Repeat the data exactly, leaving out any image.

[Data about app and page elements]
-- Opening Marker --
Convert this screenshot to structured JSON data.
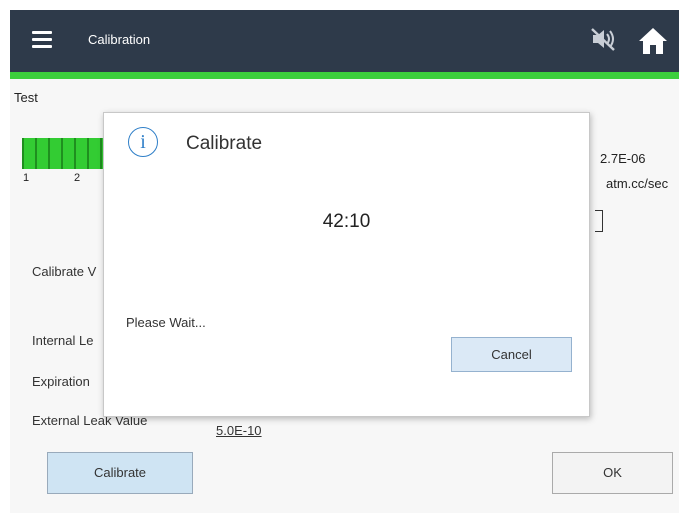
{
  "header": {
    "title": "Calibration",
    "menu_icon": "hamburger-menu-icon",
    "mute_icon": "speaker-muted-icon",
    "home_icon": "home-icon",
    "bar_color": "#2e3a4a",
    "accent_color": "#3ccf3c"
  },
  "page": {
    "title": "Test",
    "bargraph": {
      "scale_labels": [
        "1",
        "2"
      ],
      "color": "#33cc33"
    },
    "reading": {
      "value": "2.7E-06",
      "unit": "atm.cc/sec"
    },
    "labels": {
      "calibrate_value": "Calibrate V",
      "internal_leak": "Internal Le",
      "expiration": "Expiration",
      "external_leak": "External Leak Value"
    },
    "external_leak_value": "5.0E-10",
    "calibrate_button": "Calibrate",
    "ok_button": "OK"
  },
  "dialog": {
    "icon": "info-icon",
    "title": "Calibrate",
    "timer": "42:10",
    "message": "Please Wait...",
    "cancel_button": "Cancel"
  }
}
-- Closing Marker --
**ANSWER FOR THE TASK**
Convert this screenshot to structured JSON data.
{
  "header": {
    "title": "Calibration",
    "menu_icon": "hamburger-menu-icon",
    "mute_icon": "speaker-muted-icon",
    "home_icon": "home-icon",
    "bar_color": "#2e3a4a",
    "accent_color": "#3ccf3c"
  },
  "page": {
    "title": "Test",
    "bargraph": {
      "scale_labels": [
        "1",
        "2"
      ],
      "color": "#33cc33"
    },
    "reading": {
      "value": "2.7E-06",
      "unit": "atm.cc/sec"
    },
    "labels": {
      "calibrate_value": "Calibrate V",
      "internal_leak": "Internal Le",
      "expiration": "Expiration",
      "external_leak": "External Leak Value"
    },
    "external_leak_value": "5.0E-10",
    "calibrate_button": "Calibrate",
    "ok_button": "OK"
  },
  "dialog": {
    "icon": "info-icon",
    "title": "Calibrate",
    "timer": "42:10",
    "message": "Please Wait...",
    "cancel_button": "Cancel"
  }
}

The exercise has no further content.